■ **Exercise details**
Scan the entries for the word "price" and return every line that has it.

Input data Block Start

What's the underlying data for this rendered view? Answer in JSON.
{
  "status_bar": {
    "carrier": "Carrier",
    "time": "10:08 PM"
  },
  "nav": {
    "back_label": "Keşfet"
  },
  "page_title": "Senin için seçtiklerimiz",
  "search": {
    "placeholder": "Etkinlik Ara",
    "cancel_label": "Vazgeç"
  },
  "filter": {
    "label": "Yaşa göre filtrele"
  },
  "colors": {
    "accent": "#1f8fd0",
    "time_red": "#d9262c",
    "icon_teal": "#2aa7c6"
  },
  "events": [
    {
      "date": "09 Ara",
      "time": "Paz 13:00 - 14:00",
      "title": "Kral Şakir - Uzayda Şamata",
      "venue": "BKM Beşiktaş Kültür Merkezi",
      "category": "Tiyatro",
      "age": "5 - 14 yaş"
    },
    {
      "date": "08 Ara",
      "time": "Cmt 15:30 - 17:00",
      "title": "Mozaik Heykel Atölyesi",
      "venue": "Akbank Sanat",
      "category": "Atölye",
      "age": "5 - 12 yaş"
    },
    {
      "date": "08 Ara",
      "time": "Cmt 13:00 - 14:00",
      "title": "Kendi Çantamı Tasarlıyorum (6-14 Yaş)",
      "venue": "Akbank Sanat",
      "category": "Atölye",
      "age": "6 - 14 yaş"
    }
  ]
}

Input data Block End
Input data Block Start

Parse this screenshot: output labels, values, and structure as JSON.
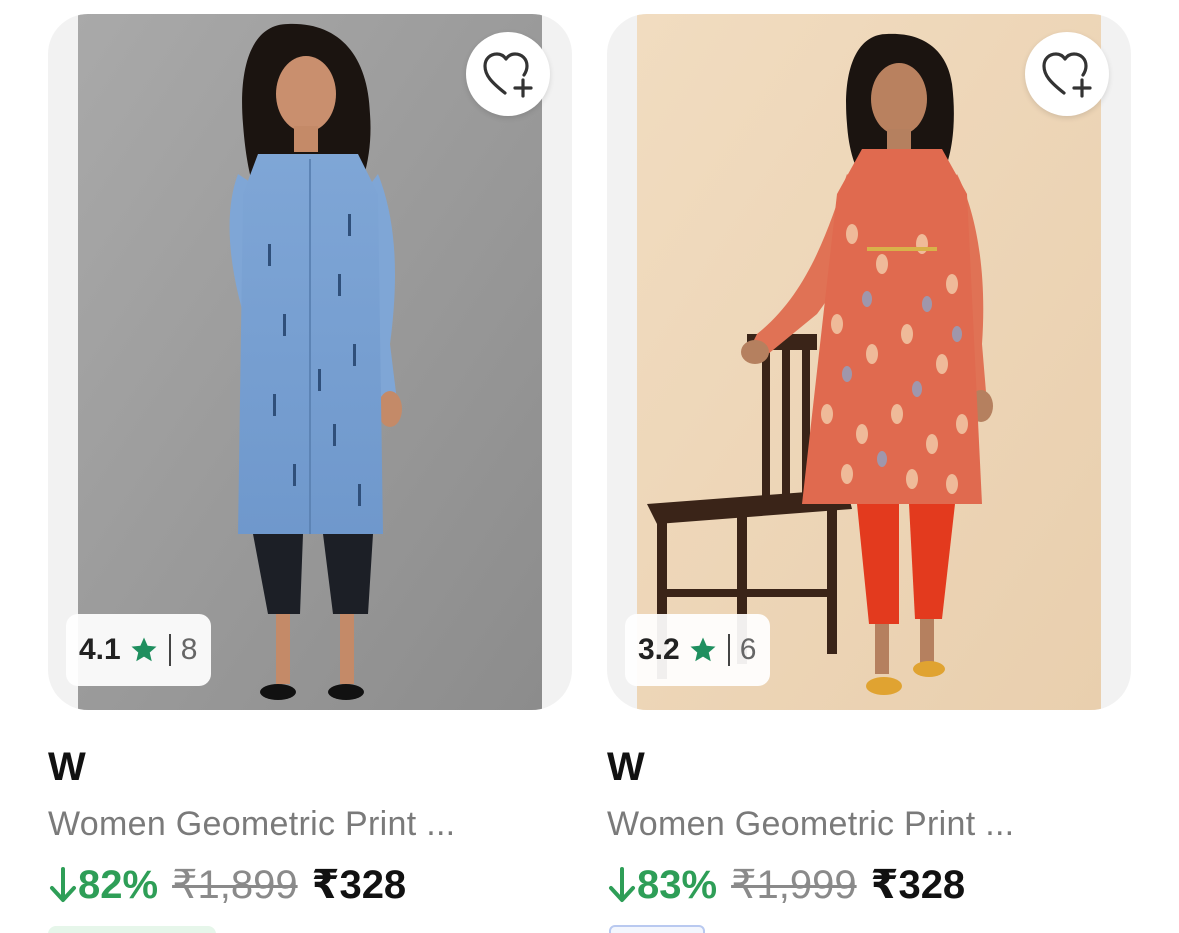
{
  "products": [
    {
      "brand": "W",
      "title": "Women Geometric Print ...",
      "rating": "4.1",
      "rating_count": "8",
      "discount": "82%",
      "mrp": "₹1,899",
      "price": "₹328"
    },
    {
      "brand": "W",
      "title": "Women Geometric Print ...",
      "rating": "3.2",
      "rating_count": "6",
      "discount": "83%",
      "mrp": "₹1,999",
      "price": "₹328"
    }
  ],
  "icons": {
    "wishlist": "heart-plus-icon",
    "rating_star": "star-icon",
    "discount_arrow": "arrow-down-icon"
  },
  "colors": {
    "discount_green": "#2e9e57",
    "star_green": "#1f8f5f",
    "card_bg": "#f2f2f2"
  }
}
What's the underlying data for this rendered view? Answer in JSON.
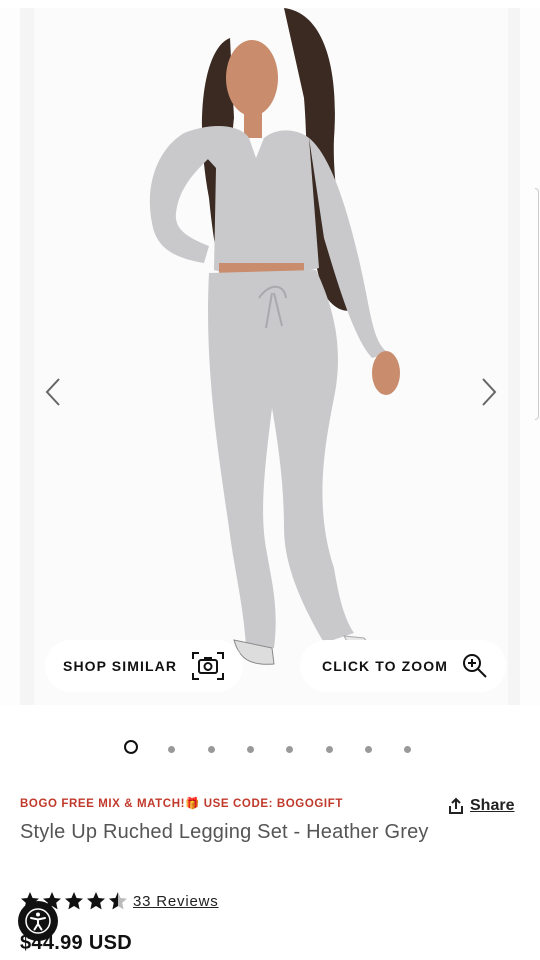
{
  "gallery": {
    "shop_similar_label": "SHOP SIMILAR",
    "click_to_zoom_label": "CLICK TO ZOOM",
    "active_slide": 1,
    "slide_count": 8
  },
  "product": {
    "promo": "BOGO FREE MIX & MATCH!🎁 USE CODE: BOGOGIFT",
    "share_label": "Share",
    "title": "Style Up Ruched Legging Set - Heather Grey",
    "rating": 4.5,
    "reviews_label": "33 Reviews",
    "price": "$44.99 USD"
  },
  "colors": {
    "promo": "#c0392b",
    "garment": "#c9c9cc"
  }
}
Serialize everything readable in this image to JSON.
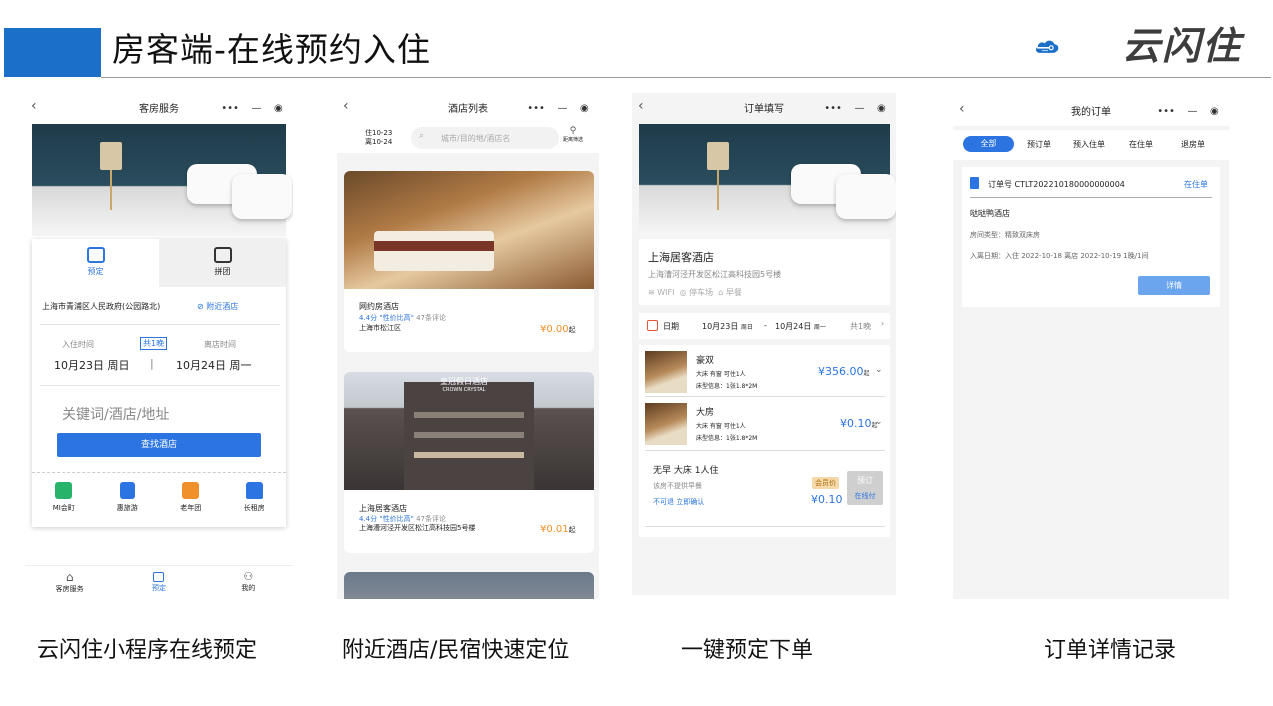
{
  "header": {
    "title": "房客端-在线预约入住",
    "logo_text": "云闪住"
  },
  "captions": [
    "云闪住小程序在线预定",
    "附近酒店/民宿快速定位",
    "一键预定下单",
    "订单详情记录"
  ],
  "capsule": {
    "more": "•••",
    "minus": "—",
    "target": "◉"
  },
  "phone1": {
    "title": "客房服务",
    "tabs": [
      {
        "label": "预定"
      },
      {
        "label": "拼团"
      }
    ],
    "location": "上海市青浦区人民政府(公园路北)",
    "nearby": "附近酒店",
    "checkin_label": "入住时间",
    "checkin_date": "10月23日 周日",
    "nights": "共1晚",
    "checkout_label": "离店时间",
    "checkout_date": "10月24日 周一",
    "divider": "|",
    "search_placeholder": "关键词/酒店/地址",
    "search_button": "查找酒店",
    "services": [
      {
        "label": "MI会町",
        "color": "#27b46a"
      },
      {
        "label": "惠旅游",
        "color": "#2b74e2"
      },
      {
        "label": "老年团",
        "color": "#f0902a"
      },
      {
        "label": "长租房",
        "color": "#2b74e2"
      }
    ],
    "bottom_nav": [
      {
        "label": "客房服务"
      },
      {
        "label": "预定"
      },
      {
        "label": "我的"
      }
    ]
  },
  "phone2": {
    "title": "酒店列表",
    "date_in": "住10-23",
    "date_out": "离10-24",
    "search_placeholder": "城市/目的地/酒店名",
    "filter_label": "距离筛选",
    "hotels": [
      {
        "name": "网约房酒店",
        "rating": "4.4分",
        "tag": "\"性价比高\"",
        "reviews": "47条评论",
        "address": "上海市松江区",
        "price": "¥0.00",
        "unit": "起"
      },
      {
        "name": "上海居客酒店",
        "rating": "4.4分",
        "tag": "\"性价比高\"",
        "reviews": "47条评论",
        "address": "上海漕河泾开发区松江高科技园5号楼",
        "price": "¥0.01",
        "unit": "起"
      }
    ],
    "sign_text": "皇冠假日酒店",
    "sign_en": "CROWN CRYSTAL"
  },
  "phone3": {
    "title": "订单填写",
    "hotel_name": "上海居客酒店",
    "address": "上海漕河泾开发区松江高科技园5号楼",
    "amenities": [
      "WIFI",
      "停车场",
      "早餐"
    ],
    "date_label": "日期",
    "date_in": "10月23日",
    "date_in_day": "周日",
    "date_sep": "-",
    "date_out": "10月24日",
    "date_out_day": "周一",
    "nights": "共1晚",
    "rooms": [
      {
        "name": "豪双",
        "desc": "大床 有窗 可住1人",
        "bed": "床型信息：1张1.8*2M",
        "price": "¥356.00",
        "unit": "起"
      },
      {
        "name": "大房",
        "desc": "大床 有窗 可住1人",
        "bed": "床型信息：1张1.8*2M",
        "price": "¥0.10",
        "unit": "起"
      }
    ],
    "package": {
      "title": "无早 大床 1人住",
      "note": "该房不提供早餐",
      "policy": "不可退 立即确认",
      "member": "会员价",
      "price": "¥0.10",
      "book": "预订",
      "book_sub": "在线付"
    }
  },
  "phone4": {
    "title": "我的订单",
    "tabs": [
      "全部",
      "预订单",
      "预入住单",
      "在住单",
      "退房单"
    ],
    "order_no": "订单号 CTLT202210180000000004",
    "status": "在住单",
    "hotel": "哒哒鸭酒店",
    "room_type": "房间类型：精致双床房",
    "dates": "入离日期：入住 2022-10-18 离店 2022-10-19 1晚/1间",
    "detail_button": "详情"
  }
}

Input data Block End

■ **Result below**
      "price": "₹328"
      "price": "₹328"
    "price": "$44.99 USD"
        "price": "¥0.00",
        "price": "¥0.01",
        "price": "¥356.00",
        "price": "¥0.10",
      "price": "¥0.10",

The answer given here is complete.